I reluctantly lowered my prices in the hope of getting orders. That’s when I got a commission to do a father-daughter portrait. They were so satisfied with the outcome that they left me a five-star review! I was thrilled with the recognition and appreciation of my art.  

Art gives me an amazing feeling of joy and contentment, especially when I complete each piece. It’s also very encouraging when people I know ask me, “What are you working on now?” Usually, that’s the first question when we meet! It’s great to know that there are people who want to see my work. That inspires me to keep going.  

I hope to one day come out with my magnum opus: my version of the Sistine Chapel ceiling, my Mona Lisa, my Water Lilies, my Nighthawks. And I hope to exhibit it at a much larger level and earn the admiration of many.  

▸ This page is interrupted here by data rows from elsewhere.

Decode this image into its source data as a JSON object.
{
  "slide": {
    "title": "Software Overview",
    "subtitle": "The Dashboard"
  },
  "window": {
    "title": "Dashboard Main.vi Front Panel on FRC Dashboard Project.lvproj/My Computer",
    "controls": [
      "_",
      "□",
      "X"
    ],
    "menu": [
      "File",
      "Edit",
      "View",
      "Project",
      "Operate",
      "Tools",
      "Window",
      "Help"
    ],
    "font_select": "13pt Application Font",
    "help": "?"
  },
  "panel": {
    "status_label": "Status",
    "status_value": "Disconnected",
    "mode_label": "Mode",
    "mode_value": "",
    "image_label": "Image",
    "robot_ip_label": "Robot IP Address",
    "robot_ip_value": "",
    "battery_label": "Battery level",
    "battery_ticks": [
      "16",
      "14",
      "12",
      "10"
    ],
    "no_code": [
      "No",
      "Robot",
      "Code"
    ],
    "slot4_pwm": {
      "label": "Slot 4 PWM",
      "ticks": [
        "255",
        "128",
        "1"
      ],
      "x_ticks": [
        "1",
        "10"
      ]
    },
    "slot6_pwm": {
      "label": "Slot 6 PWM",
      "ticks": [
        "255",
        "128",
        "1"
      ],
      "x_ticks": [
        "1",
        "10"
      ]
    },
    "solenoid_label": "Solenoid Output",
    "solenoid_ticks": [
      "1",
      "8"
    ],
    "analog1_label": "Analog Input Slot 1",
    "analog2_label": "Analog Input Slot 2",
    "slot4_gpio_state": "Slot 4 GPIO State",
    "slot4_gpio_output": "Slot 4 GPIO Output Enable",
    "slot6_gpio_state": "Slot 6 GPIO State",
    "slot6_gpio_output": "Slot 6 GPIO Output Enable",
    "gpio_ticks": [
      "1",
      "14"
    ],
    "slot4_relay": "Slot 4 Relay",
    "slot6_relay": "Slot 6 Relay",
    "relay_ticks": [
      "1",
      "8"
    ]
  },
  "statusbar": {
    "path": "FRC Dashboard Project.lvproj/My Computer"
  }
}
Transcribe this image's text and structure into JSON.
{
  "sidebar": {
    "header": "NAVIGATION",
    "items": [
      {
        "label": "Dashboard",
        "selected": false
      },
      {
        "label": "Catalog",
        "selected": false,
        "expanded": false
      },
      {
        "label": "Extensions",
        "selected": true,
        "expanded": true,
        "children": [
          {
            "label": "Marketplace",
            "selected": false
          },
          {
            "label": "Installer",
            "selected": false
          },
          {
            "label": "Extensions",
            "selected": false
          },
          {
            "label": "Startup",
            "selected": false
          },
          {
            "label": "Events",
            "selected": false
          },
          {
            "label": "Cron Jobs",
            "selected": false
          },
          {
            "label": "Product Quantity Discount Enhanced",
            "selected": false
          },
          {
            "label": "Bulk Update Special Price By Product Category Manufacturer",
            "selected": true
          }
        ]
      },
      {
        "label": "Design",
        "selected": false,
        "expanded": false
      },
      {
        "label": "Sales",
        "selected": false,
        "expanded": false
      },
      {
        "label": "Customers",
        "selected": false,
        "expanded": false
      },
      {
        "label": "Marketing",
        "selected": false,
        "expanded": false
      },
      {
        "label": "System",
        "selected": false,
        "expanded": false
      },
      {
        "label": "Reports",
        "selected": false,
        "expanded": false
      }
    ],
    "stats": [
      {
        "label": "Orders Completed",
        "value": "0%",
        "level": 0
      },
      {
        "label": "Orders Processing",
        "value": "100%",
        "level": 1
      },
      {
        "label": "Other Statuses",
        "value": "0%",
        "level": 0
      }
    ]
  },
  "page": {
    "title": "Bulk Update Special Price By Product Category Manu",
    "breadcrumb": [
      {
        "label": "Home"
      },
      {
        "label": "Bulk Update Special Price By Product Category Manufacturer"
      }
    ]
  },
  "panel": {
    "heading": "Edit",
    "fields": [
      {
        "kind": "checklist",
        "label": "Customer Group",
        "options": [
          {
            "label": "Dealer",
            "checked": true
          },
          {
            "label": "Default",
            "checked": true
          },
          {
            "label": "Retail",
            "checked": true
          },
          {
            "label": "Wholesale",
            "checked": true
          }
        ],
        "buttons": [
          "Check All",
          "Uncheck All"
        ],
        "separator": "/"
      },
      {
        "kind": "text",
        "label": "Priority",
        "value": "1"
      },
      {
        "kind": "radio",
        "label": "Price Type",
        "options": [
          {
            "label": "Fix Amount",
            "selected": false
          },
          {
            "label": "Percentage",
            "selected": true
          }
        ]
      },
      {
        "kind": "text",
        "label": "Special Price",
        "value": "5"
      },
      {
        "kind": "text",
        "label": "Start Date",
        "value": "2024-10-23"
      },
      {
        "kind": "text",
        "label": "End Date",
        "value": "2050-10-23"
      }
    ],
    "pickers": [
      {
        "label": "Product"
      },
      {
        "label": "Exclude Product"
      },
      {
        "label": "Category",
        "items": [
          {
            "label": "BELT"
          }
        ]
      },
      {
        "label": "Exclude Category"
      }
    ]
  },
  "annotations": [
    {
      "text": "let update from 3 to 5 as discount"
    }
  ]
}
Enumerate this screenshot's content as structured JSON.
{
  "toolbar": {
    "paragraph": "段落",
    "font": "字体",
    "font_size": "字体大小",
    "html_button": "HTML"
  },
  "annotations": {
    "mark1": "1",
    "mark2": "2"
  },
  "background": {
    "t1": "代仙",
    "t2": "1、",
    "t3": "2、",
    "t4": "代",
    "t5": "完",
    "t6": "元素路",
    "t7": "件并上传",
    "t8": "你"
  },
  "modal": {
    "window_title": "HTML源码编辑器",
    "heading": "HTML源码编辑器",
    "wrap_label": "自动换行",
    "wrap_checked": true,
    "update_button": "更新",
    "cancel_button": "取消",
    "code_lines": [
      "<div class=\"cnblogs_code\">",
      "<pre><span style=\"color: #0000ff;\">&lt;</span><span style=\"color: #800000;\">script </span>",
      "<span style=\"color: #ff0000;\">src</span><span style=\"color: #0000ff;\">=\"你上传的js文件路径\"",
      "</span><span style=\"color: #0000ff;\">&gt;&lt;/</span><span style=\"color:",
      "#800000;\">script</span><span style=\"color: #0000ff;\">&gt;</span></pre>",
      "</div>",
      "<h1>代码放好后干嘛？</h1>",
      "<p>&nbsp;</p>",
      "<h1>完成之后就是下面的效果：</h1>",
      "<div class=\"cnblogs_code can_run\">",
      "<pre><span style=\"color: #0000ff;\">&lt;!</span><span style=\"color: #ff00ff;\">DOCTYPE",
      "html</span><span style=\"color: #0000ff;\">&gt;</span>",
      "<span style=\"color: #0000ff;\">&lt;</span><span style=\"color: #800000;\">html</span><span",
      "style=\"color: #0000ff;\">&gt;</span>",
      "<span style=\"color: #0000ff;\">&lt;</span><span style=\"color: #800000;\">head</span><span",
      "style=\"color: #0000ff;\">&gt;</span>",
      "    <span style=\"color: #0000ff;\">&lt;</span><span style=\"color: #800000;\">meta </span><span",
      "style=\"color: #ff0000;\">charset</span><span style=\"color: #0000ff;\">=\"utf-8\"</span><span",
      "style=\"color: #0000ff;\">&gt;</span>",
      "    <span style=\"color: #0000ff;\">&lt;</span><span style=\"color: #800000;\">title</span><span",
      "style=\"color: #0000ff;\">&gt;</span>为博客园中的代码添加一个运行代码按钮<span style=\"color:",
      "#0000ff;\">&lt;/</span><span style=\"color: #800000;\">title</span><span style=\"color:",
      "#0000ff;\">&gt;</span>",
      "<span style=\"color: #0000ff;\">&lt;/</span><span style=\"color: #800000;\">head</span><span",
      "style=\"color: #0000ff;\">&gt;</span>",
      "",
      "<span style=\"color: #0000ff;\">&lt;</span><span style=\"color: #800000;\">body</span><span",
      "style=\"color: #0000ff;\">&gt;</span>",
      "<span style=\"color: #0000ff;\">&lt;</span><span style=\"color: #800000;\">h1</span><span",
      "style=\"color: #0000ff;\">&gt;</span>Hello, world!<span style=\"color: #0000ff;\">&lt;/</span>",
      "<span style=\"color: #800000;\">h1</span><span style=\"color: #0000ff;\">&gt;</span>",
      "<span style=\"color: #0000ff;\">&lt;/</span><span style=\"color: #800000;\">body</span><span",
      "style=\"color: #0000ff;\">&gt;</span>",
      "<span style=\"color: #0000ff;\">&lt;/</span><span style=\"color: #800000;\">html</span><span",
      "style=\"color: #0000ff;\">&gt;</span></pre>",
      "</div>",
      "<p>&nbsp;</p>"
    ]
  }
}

I’ve already bought the canvas. Now, all that is left is to create.  

Follow Merlin’s work on Instagram @pragmatic_arts.